▶ **About this exercise**
A bare number is the expected answer: the count of lines in the records that contain the word "documents".

▶ **Available data**
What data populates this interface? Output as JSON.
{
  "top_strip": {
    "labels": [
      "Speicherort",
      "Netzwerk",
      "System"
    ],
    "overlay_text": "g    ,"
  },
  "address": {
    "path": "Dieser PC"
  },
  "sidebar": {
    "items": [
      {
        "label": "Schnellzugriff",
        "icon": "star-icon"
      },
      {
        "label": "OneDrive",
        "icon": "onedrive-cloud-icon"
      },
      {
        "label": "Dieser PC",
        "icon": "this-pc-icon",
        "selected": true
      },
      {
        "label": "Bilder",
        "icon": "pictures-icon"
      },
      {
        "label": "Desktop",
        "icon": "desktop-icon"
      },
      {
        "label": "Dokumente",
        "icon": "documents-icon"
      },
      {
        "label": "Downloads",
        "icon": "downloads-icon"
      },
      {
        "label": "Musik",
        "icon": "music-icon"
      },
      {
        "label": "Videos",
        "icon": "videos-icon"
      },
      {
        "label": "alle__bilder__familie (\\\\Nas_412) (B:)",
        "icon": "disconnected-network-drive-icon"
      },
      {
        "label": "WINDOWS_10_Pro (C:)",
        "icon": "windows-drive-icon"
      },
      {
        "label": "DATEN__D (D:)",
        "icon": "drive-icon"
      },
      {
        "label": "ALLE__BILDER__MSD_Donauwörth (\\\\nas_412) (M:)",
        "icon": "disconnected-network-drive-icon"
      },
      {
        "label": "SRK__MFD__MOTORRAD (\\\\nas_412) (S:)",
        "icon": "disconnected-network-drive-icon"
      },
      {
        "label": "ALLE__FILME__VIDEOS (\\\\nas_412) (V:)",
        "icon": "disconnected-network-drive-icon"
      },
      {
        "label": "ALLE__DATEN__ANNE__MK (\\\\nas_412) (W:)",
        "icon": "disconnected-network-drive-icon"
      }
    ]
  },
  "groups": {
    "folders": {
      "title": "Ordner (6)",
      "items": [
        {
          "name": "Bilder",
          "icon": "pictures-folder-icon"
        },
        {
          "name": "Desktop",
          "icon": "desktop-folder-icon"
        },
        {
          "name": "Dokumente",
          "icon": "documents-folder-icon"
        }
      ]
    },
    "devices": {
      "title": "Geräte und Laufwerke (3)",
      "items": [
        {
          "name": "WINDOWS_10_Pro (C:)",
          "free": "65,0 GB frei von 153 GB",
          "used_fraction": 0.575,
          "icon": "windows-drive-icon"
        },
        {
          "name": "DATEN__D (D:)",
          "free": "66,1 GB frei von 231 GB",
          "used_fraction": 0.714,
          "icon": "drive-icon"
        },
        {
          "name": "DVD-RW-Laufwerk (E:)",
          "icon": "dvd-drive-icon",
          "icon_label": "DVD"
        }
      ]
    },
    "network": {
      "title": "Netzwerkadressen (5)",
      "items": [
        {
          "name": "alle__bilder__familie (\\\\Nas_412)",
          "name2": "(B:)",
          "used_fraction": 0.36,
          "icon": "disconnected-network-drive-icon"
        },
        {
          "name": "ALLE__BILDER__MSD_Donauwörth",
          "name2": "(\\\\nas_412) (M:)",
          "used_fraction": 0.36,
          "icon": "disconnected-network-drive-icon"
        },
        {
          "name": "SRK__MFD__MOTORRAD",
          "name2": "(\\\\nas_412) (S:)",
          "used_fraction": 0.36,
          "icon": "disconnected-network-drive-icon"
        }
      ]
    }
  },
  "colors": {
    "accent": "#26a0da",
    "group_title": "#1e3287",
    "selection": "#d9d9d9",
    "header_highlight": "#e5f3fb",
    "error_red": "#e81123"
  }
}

▶ **Task result**
2